Rodgers: Arsenal must up Suarez bid
Liverpool manager Brendan Rodgers has told Arsenal their £40,000,001 bid for Luis Suarez is nowhere near the player’s value.
Suarez will be allowed to hold talks with the Gunners after the offer, made on Tuesday, triggered a clause in his contract.
Liverpool, though, maintain that the clause does not oblige them to sell the 26-year-old at that price and have rejected the bid. Rodgers suggested last week that Suarez is as valuable as Edinson Cavani, who joined Paris Saint-Germain for €64 million (£55 million) on July 16.
The Anfield manager told the Liverpool Echo: “If Arsenal want the player, then they have to produce the value for the player. There was an offer a few weeks ago of £35 million and, two weeks later, it is now £40,000,001. I don’t think it is anywhere near the value of what he is worth.
“It is two-fold, really. A player may want to go, but then somebody has to pay the value or worth of that player.”
Suarez played for the final 20 minutes on Wednesday as Liverpool beat Melbourne Victory 2-0 in a friendly in Australia.
It was his first appearance for the club since he was given a ten-match domestic suspension for biting Chelsea defender Branislav Ivanovic during a Premier League game at Anfield on April 21.
Suarez set up a late goal for Iago Aspas, but his celebrations were subdued. He has repeatedly declared that he wants to leave Liverpool since the end of May, and said two weeks ago that he was flattered by Arsenal’s interest.
Pere Guardiola, the player’s agent, believes the clause in his contract will allow him to move on following Arsenal’s bid.
However, when asked about the contract, Rodgers insisted that Liverpool are only obliged to inform Suarez of any offers over £40 million.
“Absolutely,” he said. “That’s it. There’s nothing more than that.”
Suarez flew in to Melbourne on Sunday to join up with Liverpool’s pre-season tour of the Far East and Australia, having been given a break after playing for Uruguay at the Confederations Cup in Brazil in June.
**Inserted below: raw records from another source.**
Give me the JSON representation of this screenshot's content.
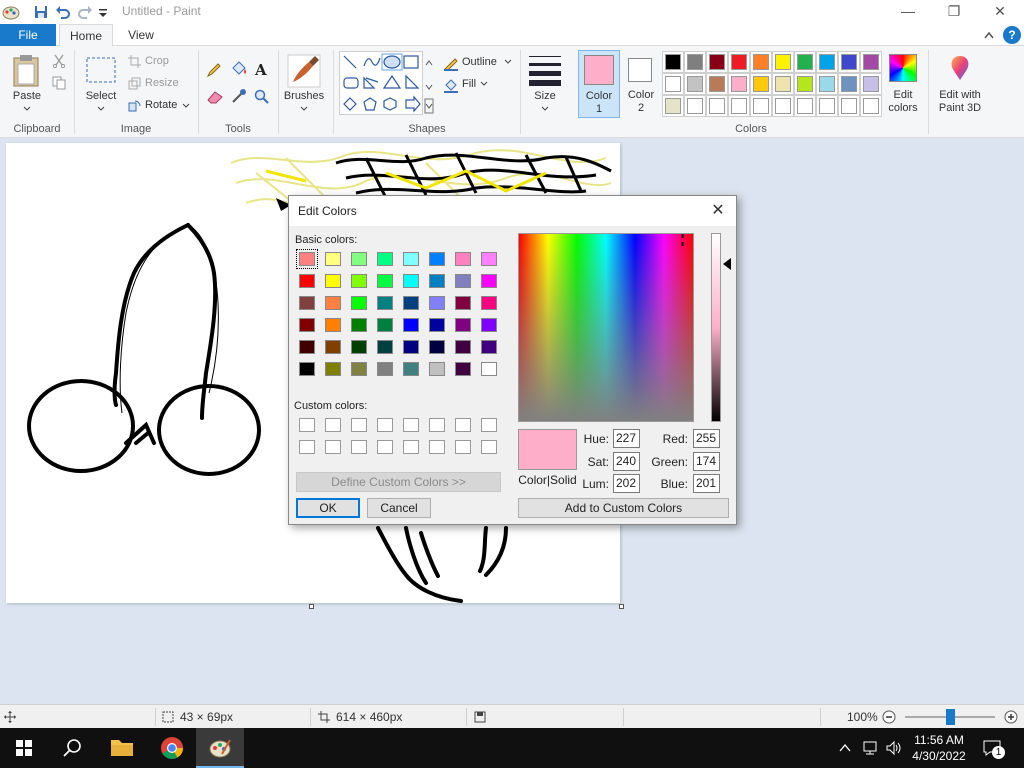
{
  "window": {
    "title": "Untitled - Paint",
    "minimize": "—",
    "maximize": "❐",
    "close": "✕"
  },
  "menu": {
    "file": "File",
    "tabs": [
      "Home",
      "View"
    ],
    "help": "?"
  },
  "ribbon": {
    "clipboard": {
      "paste": "Paste",
      "label": "Clipboard"
    },
    "image": {
      "select": "Select",
      "crop": "Crop",
      "resize": "Resize",
      "rotate": "Rotate",
      "label": "Image"
    },
    "tools": {
      "label": "Tools"
    },
    "brushes": {
      "label": "Brushes"
    },
    "shapes": {
      "outline": "Outline",
      "fill": "Fill",
      "label": "Shapes"
    },
    "size": {
      "label": "Size"
    },
    "color1": {
      "label": "Color",
      "num": "1",
      "color": "#ffaec9"
    },
    "color2": {
      "label": "Color",
      "num": "2",
      "color": "#ffffff"
    },
    "palette_row1": [
      "#000000",
      "#7f7f7f",
      "#880015",
      "#ed1c24",
      "#ff7f27",
      "#fff200",
      "#22b14c",
      "#00a2e8",
      "#3f48cc",
      "#a349a4"
    ],
    "palette_row2": [
      "#ffffff",
      "#c3c3c3",
      "#b97a57",
      "#ffaec9",
      "#ffc90e",
      "#efe4b0",
      "#b5e61d",
      "#99d9ea",
      "#7092be",
      "#c8bfe7"
    ],
    "palette_row3": [
      "#e6e4c8",
      "#ffffff",
      "#ffffff",
      "#ffffff",
      "#ffffff",
      "#ffffff",
      "#ffffff",
      "#ffffff",
      "#ffffff",
      "#ffffff"
    ],
    "edit_colors": {
      "line1": "Edit",
      "line2": "colors"
    },
    "paint3d": {
      "line1": "Edit with",
      "line2": "Paint 3D"
    },
    "colors_label": "Colors"
  },
  "dialog": {
    "title": "Edit Colors",
    "basic_colors_label": "Basic colors:",
    "basic_colors": [
      [
        "#ff8080",
        "#ffff80",
        "#80ff80",
        "#00ff80",
        "#80ffff",
        "#0080ff",
        "#ff80c0",
        "#ff80ff"
      ],
      [
        "#ff0000",
        "#ffff00",
        "#80ff00",
        "#00ff40",
        "#00ffff",
        "#0080c0",
        "#8080c0",
        "#ff00ff"
      ],
      [
        "#804040",
        "#ff8040",
        "#00ff00",
        "#008080",
        "#004080",
        "#8080ff",
        "#800040",
        "#ff0080"
      ],
      [
        "#800000",
        "#ff8000",
        "#008000",
        "#008040",
        "#0000ff",
        "#0000a0",
        "#800080",
        "#8000ff"
      ],
      [
        "#400000",
        "#804000",
        "#004000",
        "#004040",
        "#000080",
        "#000040",
        "#400040",
        "#400080"
      ],
      [
        "#000000",
        "#808000",
        "#808040",
        "#808080",
        "#408080",
        "#c0c0c0",
        "#400040",
        "#ffffff"
      ]
    ],
    "custom_colors_label": "Custom colors:",
    "define_custom": "Define Custom Colors >>",
    "ok": "OK",
    "cancel": "Cancel",
    "preview_label": "Color|Solid",
    "preview_color": "#ffaec9",
    "hue_label": "Hue:",
    "sat_label": "Sat:",
    "lum_label": "Lum:",
    "red_label": "Red:",
    "green_label": "Green:",
    "blue_label": "Blue:",
    "hue": "227",
    "sat": "240",
    "lum": "202",
    "red": "255",
    "green": "174",
    "blue": "201",
    "add_custom": "Add to Custom Colors"
  },
  "status": {
    "selection_size": "43 × 69px",
    "image_size": "614 × 460px",
    "zoom": "100%"
  },
  "taskbar": {
    "time": "11:56 AM",
    "date": "4/30/2022",
    "notifications": "1"
  }
}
Rodgers said he was happy with the way Liverpool’s 30-goal top scorer last season has applied himself in training and on the field despite the uncertainty over his future.
“It may be a distraction, but players are paid enough money now to produce for their clubs and he just has to keep his professionalism, which he has done,” the manager said. “He was OK to go on to the pitch, and his concentration was fine.
“I am not worried about him [in that sense], but there will be no games played at Liverpool. He is part of the group and he knows the standard you have to meet at this club, on and off the field.”